___ Provided material
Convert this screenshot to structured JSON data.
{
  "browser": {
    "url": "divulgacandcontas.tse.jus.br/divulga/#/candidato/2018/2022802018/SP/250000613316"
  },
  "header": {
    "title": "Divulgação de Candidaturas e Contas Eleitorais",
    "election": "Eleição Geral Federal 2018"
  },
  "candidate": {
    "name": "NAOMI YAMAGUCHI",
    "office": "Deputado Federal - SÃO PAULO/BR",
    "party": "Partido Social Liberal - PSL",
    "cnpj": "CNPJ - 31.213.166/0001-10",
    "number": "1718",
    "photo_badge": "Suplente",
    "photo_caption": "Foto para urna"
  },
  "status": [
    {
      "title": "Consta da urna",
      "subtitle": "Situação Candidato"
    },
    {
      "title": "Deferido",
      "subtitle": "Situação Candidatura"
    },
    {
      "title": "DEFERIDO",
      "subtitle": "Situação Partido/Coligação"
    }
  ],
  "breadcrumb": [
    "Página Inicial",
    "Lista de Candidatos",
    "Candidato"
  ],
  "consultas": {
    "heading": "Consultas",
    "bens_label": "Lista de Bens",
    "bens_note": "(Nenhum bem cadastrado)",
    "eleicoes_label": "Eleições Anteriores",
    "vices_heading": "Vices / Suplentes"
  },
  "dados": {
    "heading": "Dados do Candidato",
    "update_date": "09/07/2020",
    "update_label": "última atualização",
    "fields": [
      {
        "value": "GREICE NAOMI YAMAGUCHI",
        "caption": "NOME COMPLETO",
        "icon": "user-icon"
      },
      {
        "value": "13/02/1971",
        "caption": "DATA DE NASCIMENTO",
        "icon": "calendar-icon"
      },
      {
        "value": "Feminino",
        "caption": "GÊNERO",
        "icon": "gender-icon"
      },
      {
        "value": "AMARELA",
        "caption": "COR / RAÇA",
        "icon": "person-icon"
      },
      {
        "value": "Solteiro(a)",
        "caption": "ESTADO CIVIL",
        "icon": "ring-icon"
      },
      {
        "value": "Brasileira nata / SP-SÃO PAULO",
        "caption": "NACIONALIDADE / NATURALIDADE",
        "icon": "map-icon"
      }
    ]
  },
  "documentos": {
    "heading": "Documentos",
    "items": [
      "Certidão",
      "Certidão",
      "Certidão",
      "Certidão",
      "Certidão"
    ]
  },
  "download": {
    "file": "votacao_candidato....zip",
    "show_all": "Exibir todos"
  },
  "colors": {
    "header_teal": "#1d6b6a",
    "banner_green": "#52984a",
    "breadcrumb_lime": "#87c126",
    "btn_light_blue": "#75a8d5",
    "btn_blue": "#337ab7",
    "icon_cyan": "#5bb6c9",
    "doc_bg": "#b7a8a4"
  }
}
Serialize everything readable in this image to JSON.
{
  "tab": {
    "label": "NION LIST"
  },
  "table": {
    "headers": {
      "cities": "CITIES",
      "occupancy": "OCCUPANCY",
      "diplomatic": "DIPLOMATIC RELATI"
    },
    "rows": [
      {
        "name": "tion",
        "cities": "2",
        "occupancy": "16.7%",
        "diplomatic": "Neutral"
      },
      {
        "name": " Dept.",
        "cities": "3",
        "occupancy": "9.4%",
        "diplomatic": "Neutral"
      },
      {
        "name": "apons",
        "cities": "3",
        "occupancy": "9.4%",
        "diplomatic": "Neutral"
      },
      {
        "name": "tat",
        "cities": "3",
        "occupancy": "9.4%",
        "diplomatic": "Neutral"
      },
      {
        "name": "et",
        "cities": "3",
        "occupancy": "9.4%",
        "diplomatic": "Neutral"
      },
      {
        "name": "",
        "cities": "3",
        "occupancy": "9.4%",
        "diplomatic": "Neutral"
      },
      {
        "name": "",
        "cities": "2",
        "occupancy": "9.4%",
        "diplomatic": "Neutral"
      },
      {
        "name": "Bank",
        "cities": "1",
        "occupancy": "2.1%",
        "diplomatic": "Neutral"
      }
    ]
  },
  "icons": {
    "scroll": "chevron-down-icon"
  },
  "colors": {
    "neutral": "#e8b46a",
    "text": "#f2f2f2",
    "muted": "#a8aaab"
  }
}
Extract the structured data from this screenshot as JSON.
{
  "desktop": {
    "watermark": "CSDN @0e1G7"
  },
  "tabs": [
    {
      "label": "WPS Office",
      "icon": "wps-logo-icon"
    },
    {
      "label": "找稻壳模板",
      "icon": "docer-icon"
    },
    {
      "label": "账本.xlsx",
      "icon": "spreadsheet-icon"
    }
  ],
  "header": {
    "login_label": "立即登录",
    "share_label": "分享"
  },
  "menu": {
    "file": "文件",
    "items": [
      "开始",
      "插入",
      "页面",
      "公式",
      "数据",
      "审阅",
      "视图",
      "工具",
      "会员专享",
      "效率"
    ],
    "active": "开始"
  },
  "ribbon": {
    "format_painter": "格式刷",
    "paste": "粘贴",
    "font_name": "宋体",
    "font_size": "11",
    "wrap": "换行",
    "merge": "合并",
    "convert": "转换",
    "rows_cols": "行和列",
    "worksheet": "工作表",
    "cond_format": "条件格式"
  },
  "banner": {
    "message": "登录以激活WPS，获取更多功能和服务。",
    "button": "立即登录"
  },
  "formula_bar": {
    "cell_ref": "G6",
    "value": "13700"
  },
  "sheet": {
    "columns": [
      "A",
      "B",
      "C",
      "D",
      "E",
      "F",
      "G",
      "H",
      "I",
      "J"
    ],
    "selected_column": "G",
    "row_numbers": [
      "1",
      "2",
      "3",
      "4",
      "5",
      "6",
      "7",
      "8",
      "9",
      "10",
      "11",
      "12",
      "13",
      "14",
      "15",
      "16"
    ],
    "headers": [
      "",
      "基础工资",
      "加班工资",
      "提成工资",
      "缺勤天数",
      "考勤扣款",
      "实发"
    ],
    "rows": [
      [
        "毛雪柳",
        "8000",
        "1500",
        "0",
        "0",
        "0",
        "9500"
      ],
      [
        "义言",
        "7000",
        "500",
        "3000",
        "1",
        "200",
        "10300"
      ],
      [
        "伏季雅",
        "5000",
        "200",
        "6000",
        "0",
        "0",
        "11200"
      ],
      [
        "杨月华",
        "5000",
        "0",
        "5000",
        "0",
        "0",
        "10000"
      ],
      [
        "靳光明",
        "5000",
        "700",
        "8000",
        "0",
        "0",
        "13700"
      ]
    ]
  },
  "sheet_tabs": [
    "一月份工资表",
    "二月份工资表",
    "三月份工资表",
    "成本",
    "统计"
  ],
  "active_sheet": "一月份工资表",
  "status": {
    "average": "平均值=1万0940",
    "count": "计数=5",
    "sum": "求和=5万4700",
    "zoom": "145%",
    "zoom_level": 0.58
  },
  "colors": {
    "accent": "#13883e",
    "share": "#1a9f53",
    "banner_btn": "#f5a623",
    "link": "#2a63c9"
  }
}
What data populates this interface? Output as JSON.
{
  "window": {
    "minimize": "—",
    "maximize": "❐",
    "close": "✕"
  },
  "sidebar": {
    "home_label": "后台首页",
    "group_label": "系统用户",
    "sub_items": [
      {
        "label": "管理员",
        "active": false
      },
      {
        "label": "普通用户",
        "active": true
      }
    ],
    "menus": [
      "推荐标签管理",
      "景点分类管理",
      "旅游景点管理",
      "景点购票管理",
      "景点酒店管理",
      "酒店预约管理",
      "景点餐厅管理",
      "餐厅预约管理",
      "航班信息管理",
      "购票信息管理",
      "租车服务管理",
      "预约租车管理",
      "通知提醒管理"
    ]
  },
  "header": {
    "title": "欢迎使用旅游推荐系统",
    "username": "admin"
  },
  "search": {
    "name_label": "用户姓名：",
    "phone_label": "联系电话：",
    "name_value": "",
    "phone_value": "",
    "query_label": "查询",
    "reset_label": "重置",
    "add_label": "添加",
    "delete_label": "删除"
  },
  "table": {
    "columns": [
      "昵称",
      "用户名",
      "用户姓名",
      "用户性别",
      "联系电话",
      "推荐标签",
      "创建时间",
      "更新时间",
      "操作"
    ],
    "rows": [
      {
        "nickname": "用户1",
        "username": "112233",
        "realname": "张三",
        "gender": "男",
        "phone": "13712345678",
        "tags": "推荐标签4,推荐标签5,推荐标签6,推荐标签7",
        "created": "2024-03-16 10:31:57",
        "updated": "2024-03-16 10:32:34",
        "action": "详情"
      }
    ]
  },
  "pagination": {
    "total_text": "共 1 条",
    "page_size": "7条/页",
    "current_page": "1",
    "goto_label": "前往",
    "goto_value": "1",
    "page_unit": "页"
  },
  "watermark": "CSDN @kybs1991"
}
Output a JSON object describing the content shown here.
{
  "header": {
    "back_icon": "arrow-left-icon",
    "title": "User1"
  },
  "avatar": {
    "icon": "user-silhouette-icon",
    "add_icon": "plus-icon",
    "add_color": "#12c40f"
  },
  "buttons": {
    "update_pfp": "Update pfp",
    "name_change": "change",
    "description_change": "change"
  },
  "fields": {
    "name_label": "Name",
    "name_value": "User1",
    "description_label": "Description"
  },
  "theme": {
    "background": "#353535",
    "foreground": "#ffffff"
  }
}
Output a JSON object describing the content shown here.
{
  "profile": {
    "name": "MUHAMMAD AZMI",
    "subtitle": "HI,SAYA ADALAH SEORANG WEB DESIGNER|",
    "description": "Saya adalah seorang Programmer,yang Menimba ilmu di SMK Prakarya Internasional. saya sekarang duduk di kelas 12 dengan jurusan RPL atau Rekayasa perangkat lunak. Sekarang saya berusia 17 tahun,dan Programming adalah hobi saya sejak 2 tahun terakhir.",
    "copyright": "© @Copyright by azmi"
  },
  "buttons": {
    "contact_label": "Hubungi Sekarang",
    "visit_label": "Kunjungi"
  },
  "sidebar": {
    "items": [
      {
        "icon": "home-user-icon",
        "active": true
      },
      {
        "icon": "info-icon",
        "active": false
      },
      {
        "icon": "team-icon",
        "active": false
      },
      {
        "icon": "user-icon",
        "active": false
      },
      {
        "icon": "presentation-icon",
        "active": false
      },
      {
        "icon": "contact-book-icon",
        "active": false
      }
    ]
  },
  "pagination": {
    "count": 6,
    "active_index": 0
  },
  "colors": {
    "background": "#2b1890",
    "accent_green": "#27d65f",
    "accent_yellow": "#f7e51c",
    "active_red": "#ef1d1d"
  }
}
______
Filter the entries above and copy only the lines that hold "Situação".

      "subtitle": "Situação Candidato"
      "subtitle": "Situação Candidatura"
      "subtitle": "Situação Partido/Coligação"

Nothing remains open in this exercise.